In October, a billion dollar class action lawsuit was filed against Jeunesse, alleging that the multi-level marketing company (MLM) is actually a pyramid scheme. Truth in Advertising summarizes the lawsuit:
The lawsuit, which was filed Oct. 12 in California federal district court by three current distributors and one former distributor, names 15 defendants and 100 unknown defendants that plaintiffs allege are responsible for the injuries and harm they incurred. Named defendants include Kim Hui, who held the second-highest distributor rank in Jeunesse as a Presidential Diamond director, and her company US Global System (USGS), as well as four Diamond directors in Hui’s downline, May Chang, Yvonne Yen, Samson Li and Lisa Wang.
The lawsuit says Jeunesse Global makes tons of money in Hong Kong and China by exploiting Chinese American distributors, and the company’s “… conduct violates foreign laws and constitutes money laundering and tax evasion.” Truth in Advertising reports:
The complaint most likely implicates violations of foreign law because in 2005, the Chinese government enacted a law called Regulation of Direct Sales and Regulation on Prohibition of Chuanxiao (Chuanxiao roughly translates to MLM). According to this regulation, direct sales are permitted in mainland China but MLMs are not. The suit seeks to hold defendants liable for fraudulent business practices, false advertising, and violations of the Federal Racketeer Influenced and Corrupt Organization Act (RICO) and the Foreign Corrupt Practices Act, among other things.
This lawsuit was the latest in a series of class action lawsuits filed against Jeunesse recently. A July 2016 suit alleged that the company is pyramid scheme and there are secret compensation packages. A December 2016 lawsuit alleged that the company is a pyramid scheme and preys on Chinese American Immigrants.
An expert report was filed in plaintiff James Aboltin’s case (the July 2016 suit). The expert is Dr. Stacie A. Bosley, an economist who is well-versed in multi-level marketing and pyramid schemes. She not only does academic research on MLMs and pyramid schemes, she was the FTC’s expert witness in its lawsuit against Vemma Nutrition Company.
The report by Dr. Bosley on Jeunesse says many interesting things, including:
- A pyramid scheme exists when there is a compensation plan that creates a perpetual recruitment chain, in which the vast majority of participants lose money. It also requires the new recruits to recruit others in order to recoup their investment. Earnings are depending on the ability to keep recruiting more people into the scheme.

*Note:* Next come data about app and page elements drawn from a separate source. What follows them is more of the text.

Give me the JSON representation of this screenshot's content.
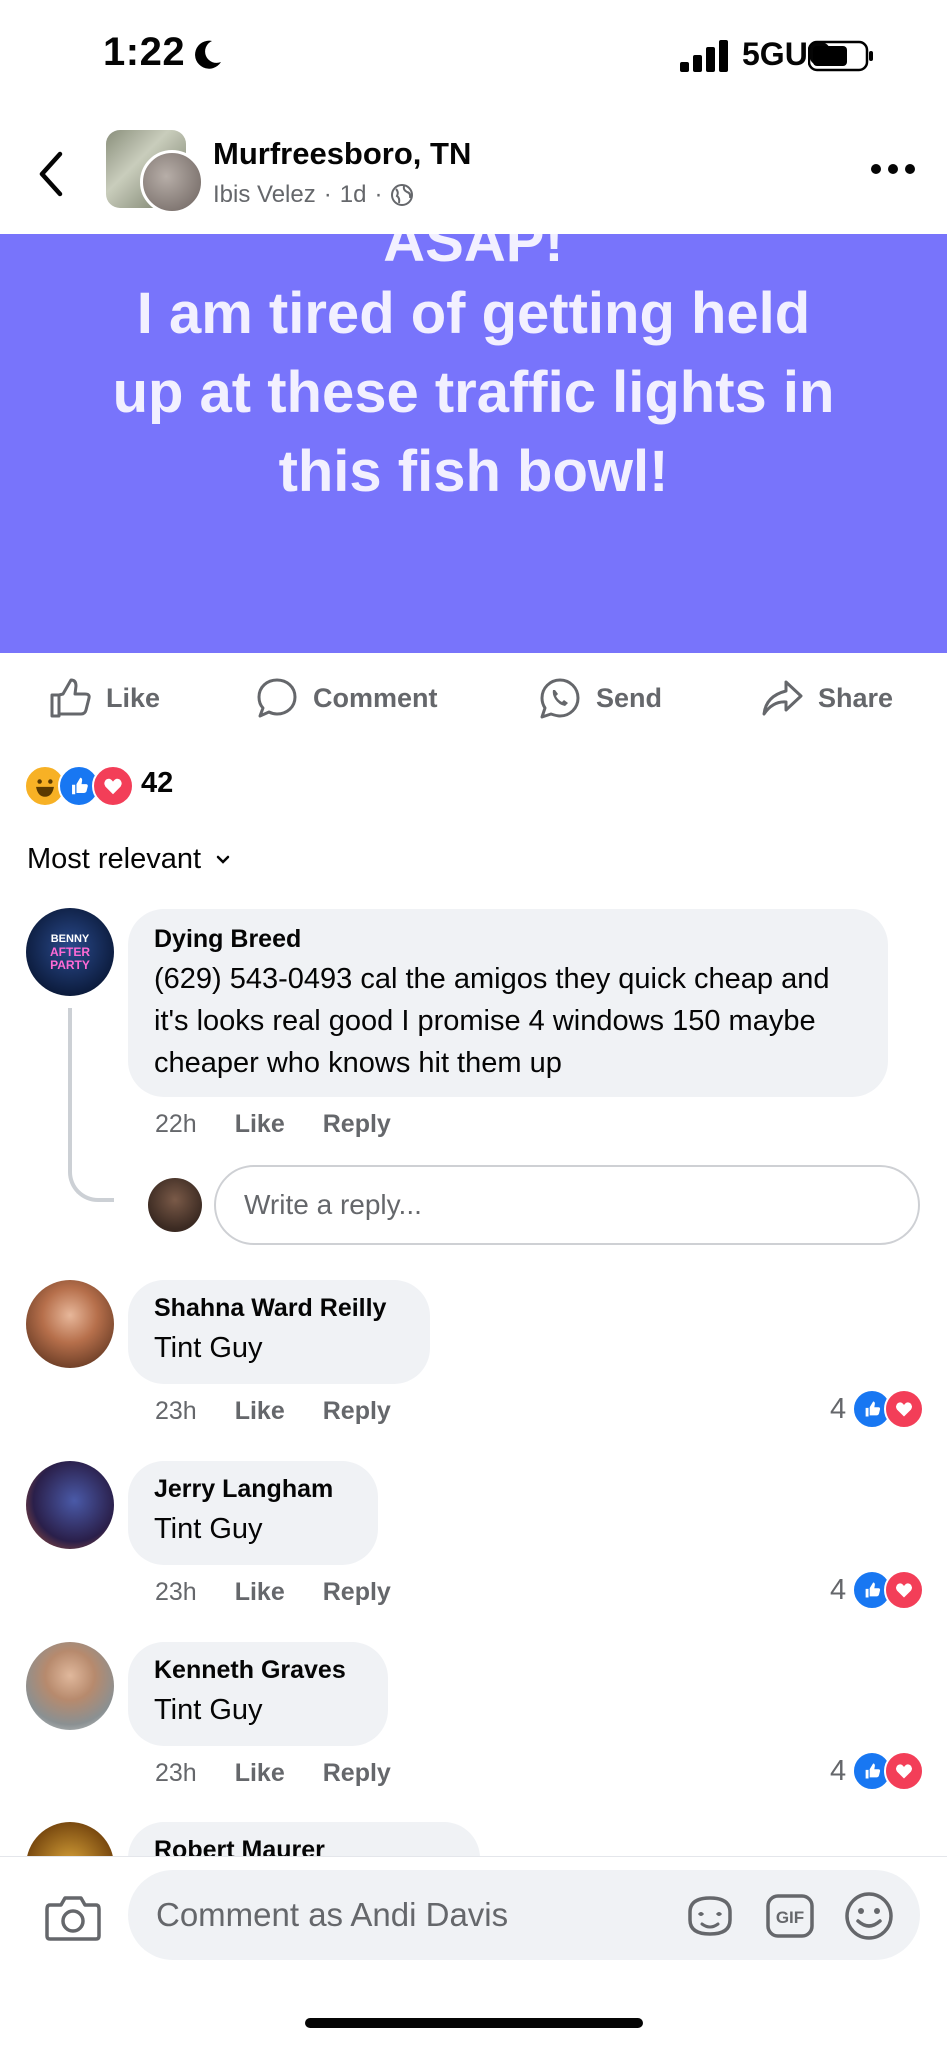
{
  "status_bar": {
    "time": "1:22",
    "network": "5GUC"
  },
  "header": {
    "group_name": "Murfreesboro, TN",
    "author": "Ibis Velez",
    "age": "1d"
  },
  "post": {
    "banner_lines": [
      "ASAP!",
      "I am tired of getting held",
      "up at these traffic lights in",
      "this fish bowl!"
    ],
    "background_color": "#7874fb"
  },
  "actions": {
    "like": "Like",
    "comment": "Comment",
    "send": "Send",
    "share": "Share"
  },
  "reactions": {
    "count": "42",
    "types": [
      "haha",
      "like",
      "love"
    ]
  },
  "sort_label": "Most relevant",
  "comments": [
    {
      "name": "Dying Breed",
      "text": "(629) 543-0493 cal the amigos they quick cheap and it's looks real good I promise 4 windows 150 maybe cheaper who knows hit them up",
      "time": "22h",
      "like": "Like",
      "reply": "Reply"
    },
    {
      "name": "Shahna Ward Reilly",
      "text": "Tint Guy",
      "time": "23h",
      "like": "Like",
      "reply": "Reply",
      "reaction_count": "4"
    },
    {
      "name": "Jerry Langham",
      "text": "Tint Guy",
      "time": "23h",
      "like": "Like",
      "reply": "Reply",
      "reaction_count": "4"
    },
    {
      "name": "Kenneth Graves",
      "text": "Tint Guy",
      "time": "23h",
      "like": "Like",
      "reply": "Reply",
      "reaction_count": "4"
    },
    {
      "name": "Robert Maurer"
    }
  ],
  "reply_placeholder": "Write a reply...",
  "composer_placeholder": "Comment as Andi Davis",
  "colors": {
    "like_blue": "#1877f2",
    "love_red": "#f33e58",
    "haha_yellow": "#f7b125",
    "meta_gray": "#65676b"
  }
}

- The number of people harmed by the pyramid scheme grows exponentially as the organization expands. The most recent people to come into the scheme make up the vast majority of the membership.
- Pyramid schemes can exist embedded in what appears to be a business opportunity, offering a product or service for sale. This is multi-level marketing. Under the Koscot test, an MLM is a pyramid scheme when people pay money for the right to sell a product and the right to receive money for recruiting.
- MLMs can actually sell products and services AND be a pyramid scheme.
- Jeunesse is a pyramid scheme because distributor compensation is overwhelmingly tied to recruitment (and purchases by those recruits) and not product sales. Purchases by distributors are not based on demand by consumers, but by the incentive structure created by the company.
- Examples are given showing how retail sales are downplayed because of the relatively small earnings from that, in favor of recruiting activities
- “Jeunesse distributors are brought into a pay-and-recruit structure that is inherently unfair and deceptive.”
- Income disclosures for 2014 and 2016 are deceptive because they remove certain distributors from the calculations.
- A token system can be used to purchase products for other distributors. “Such a system allows for strategic purposes and enrollment and, as such, has to potential to enable significant pay-to-play activity.”
Dr. Bosley’s overall opinion: “Considering the evidence currently available, it is my expert opinion that Jeunesse is operating a pyramid scheme, disguised as a multilevel marketing organization.
Fun little tidbit: Truth in Advertising has compiled a database of improper income claims being made by Jeunesse distributors. It’s amusing!